Though you picked up the $779,000 tab, Montgomery (R-Whoever Gives Me Money) refuses to release the work papers from a Coingate audit conducted by Crowe Chizek & Co. Senator Marc Dann (D-Liberty Township) has a sneaking suspicion that the secret papers will reveal which morons turned a blind eye to the $50 million fiasco.
But since those morons are likely to be Montgomery's GOP colleagues, she'd prefer that voters keep their checkbooks open and their mouths shut.
"I don't think the auditor should be able to keep something in the dark when the taxpayers paid $779,000 to get real answers," says Dann.
A rare act of bravery?
Ohio Senate President Bill Harris (R-The Edge) is living dangerously.
In October, he tabled a bill that would place a statewide ban on lap-dancing, force strip clubs to close at 11 p.m., and single-handedly decimate Ohio's glitter-manufacturing industry.
It was a gutsy move for a Christian Republican, considering that the bill was the brainchild of Citizens for Community Values, a Cincinnati group known to have Christ on speed-dial. (He's No. 3, after Ken Blackwell and Hunan Express.)

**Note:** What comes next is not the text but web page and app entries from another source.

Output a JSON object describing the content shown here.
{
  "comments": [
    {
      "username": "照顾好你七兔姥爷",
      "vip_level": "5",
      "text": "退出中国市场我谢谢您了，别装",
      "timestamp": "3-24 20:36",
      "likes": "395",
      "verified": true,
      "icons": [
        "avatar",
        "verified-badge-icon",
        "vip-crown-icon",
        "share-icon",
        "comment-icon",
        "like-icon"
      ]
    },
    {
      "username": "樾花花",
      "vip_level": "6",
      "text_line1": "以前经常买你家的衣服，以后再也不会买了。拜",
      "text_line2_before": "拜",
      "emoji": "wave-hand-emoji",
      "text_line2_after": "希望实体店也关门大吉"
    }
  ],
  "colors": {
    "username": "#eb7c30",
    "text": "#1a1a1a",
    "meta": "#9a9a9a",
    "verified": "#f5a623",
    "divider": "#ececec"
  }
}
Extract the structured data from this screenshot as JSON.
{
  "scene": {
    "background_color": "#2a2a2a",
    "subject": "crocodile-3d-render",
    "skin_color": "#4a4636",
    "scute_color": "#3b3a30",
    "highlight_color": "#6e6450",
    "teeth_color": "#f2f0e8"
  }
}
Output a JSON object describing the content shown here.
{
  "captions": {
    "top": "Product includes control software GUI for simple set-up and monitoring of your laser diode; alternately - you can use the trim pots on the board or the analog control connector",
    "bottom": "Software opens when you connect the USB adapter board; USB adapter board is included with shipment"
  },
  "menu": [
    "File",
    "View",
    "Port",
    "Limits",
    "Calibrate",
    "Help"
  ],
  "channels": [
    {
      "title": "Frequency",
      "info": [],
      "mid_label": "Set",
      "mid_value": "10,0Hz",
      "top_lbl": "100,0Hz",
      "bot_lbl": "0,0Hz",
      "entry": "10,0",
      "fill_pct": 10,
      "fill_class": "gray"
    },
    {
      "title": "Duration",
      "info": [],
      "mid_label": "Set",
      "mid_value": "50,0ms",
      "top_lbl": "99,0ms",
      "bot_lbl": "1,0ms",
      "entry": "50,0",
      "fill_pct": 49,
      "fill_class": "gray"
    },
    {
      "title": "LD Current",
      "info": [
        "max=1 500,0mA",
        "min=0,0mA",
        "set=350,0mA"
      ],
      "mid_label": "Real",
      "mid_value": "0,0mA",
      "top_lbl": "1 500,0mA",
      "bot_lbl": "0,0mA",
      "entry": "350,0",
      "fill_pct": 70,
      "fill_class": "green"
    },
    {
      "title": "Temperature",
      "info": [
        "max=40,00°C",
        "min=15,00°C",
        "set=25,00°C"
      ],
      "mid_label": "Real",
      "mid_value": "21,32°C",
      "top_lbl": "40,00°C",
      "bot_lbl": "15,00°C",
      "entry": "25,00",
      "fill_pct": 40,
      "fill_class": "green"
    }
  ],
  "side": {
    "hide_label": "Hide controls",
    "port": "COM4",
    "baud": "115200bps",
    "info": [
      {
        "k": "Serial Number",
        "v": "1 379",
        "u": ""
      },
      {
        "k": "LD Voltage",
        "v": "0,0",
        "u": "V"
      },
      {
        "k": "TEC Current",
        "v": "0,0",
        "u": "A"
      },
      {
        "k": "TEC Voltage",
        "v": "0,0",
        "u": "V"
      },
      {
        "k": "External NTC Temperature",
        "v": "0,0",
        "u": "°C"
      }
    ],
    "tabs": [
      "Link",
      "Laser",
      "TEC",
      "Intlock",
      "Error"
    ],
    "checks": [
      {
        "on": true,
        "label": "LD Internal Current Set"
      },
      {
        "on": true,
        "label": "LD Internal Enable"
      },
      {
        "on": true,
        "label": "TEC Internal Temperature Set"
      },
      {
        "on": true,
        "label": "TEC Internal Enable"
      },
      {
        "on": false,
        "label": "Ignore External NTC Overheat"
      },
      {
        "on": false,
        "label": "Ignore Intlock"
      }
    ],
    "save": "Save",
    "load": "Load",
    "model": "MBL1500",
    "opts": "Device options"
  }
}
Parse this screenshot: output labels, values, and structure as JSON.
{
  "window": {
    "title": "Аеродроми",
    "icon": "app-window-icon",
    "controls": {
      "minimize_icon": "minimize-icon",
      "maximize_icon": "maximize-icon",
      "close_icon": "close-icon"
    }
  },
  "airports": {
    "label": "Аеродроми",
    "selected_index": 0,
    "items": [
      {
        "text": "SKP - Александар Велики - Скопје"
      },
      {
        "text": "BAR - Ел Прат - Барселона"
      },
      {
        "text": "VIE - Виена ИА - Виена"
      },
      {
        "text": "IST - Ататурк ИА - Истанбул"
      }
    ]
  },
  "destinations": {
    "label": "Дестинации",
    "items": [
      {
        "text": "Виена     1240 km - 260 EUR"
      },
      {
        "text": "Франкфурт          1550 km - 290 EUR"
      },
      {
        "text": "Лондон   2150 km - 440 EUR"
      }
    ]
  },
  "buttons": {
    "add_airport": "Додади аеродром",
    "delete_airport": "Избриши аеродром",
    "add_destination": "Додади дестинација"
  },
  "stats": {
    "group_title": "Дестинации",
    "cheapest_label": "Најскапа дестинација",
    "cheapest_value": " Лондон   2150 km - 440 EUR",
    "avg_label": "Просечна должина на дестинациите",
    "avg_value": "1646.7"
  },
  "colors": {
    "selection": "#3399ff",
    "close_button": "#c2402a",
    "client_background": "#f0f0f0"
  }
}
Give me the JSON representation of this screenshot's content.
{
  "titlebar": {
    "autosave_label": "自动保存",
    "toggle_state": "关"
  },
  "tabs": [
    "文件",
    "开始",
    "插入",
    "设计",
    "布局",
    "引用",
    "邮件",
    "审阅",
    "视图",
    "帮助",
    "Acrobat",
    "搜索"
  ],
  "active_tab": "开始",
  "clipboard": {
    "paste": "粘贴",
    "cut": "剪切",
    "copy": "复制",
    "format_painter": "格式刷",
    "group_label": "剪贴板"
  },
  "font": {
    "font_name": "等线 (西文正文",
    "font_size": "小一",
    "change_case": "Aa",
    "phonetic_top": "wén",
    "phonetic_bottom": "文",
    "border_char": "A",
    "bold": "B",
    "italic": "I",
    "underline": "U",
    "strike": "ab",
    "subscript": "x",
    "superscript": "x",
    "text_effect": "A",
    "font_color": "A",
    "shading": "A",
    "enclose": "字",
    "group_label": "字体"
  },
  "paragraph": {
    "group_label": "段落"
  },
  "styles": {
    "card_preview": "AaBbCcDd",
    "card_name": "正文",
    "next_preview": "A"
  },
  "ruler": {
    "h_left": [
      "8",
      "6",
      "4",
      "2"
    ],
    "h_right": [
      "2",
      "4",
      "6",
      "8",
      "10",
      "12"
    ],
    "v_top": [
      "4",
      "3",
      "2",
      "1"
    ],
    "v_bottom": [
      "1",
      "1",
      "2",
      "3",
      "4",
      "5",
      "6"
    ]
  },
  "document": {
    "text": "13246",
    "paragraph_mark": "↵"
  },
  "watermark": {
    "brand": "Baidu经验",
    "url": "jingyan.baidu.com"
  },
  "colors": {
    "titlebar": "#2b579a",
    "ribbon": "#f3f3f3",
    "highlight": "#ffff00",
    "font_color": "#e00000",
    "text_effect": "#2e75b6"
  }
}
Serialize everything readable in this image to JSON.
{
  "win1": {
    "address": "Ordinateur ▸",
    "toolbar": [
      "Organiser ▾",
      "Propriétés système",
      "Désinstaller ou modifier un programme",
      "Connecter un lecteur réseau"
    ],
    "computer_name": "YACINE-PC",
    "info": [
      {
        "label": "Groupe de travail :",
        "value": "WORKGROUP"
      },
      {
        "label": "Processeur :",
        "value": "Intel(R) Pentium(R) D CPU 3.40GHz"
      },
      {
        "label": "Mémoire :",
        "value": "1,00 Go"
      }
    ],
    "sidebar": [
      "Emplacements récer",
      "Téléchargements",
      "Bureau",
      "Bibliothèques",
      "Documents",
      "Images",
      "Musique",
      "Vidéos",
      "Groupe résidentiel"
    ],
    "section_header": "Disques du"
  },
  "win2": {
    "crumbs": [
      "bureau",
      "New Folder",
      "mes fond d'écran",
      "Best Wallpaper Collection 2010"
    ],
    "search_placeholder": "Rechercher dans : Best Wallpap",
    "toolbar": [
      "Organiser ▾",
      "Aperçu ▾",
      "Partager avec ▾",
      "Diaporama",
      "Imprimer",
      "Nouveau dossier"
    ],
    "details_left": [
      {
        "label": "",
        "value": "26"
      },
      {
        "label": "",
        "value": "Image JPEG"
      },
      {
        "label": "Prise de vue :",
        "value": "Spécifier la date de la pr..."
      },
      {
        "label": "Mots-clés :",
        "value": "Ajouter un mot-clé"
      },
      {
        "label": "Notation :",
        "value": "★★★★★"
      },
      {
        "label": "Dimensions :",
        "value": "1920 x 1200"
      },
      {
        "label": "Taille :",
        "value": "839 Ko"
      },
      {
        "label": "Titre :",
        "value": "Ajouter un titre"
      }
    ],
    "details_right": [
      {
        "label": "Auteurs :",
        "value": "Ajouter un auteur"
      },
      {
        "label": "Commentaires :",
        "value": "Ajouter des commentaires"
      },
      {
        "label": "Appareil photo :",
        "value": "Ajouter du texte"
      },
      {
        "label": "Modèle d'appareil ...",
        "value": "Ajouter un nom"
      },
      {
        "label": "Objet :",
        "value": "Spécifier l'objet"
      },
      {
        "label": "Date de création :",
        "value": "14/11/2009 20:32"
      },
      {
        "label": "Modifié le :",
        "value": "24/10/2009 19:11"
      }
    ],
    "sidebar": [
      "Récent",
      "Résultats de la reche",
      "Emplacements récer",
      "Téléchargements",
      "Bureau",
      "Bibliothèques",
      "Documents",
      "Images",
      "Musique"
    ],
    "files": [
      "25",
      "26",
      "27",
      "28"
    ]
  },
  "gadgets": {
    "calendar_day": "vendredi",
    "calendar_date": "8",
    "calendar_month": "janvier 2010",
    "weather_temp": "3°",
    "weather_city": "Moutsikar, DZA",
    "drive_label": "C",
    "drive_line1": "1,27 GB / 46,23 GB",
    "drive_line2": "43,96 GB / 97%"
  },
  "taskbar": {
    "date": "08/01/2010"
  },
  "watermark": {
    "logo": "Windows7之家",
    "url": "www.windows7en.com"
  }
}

Then again, maybe Harris was simply abiding by conservative theology that says over-regulation is bad and people should be allowed to make their own choices.
So last week he let fellow Republican Steve Austria sponsor a substitute bill that significantly weakens the original one, leaving cities to make their own decisions. "Communities can determine for themselves what their standards are on these kinds of issues," Harris spokeswoman Maggie Ostrowski says.
The bill passed the Senate in a romp. But CCV is pissed.
Harris and Austria "conspired together to gut this bill," says CCV's David Miller. He says Harris promised that he wouldn't remove the statewide restrictions and never called "no takebacks."
Two sides to tough love
When a 16-year-old in Brook Park was brought to the police station for violating local curfew laws, officers called the girl's mother to pick her up. Mom agreed. But three hours and three phone calls later, the mother was still MIA. So at 3 a.m., officers drove the girl home, where they were promptly greeted by the mother.
"What happened to you?" the officers asked.
Mom said she left her daughter at the station to "teach her a lesson."
Officers responded with their own version of tough love: They cited the mother for child endangerment.